EXERCISE OBJECTIVE:
If a line in the data has the string "name", please show it.

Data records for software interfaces
● ● ● ● ● ● ●

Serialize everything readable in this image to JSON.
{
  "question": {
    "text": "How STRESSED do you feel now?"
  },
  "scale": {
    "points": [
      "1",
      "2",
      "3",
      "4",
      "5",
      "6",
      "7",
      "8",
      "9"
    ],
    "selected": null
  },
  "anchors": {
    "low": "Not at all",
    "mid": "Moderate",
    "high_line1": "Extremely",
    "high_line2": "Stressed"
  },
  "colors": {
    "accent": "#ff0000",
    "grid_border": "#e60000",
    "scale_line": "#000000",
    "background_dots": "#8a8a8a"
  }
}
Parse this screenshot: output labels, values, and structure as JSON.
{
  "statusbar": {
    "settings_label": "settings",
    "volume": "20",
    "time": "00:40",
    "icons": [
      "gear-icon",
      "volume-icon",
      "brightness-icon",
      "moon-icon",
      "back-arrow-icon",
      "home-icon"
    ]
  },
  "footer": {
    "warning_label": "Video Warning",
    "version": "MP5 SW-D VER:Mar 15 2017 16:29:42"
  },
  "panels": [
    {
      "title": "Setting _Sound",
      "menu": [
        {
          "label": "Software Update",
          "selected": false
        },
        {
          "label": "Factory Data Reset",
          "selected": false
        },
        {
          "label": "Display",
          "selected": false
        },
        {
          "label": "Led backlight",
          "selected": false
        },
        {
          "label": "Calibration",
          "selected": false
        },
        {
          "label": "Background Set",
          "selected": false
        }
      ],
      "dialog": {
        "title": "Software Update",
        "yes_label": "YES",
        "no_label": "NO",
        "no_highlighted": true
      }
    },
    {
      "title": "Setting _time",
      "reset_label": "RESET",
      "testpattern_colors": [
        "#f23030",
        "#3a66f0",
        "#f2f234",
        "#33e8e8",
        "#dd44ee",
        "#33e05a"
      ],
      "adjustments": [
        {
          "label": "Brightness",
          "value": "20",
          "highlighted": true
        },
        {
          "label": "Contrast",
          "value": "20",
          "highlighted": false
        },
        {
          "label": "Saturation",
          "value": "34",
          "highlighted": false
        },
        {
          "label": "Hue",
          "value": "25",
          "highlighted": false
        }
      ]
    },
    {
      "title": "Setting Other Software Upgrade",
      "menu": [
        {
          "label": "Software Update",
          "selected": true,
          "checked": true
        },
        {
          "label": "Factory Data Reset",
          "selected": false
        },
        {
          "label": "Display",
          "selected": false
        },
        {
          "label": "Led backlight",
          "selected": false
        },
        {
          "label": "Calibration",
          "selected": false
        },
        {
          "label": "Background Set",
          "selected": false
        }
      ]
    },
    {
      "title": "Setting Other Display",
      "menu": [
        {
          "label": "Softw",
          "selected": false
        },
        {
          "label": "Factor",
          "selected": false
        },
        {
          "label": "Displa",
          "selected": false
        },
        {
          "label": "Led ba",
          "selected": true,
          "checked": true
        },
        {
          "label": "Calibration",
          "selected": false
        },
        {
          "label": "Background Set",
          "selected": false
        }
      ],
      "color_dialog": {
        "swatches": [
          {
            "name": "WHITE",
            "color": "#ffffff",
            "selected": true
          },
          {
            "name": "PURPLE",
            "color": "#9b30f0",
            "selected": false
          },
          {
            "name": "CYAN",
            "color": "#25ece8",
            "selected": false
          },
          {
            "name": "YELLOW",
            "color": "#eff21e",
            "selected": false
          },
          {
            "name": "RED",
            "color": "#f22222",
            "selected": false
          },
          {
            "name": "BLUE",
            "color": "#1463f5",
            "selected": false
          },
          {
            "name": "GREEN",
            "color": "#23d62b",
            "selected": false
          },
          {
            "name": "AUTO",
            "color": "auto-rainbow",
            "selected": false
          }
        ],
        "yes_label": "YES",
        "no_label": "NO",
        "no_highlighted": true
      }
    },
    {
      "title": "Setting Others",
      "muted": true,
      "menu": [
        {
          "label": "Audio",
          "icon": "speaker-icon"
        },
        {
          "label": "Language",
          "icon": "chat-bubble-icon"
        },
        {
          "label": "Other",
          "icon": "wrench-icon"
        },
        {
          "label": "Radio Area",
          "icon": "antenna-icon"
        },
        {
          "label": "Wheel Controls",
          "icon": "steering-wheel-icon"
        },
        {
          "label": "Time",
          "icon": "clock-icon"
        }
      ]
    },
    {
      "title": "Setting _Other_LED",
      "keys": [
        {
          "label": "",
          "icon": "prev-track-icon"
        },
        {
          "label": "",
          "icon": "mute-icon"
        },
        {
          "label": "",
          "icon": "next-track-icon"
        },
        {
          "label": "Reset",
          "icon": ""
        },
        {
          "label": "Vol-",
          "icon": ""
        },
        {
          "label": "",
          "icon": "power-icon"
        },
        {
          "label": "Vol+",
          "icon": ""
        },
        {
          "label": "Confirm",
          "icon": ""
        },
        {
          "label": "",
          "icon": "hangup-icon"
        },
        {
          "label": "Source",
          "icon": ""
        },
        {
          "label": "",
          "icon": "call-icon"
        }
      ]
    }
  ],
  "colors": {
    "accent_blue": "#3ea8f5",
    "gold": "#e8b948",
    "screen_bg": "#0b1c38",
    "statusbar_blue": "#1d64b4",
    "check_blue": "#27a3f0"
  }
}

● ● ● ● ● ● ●

EXERCISE RESPONSE:
            "name": "WHITE",
            "name": "PURPLE",
            "name": "CYAN",
            "name": "YELLOW",
            "name": "RED",
            "name": "BLUE",
            "name": "GREEN",
            "name": "AUTO",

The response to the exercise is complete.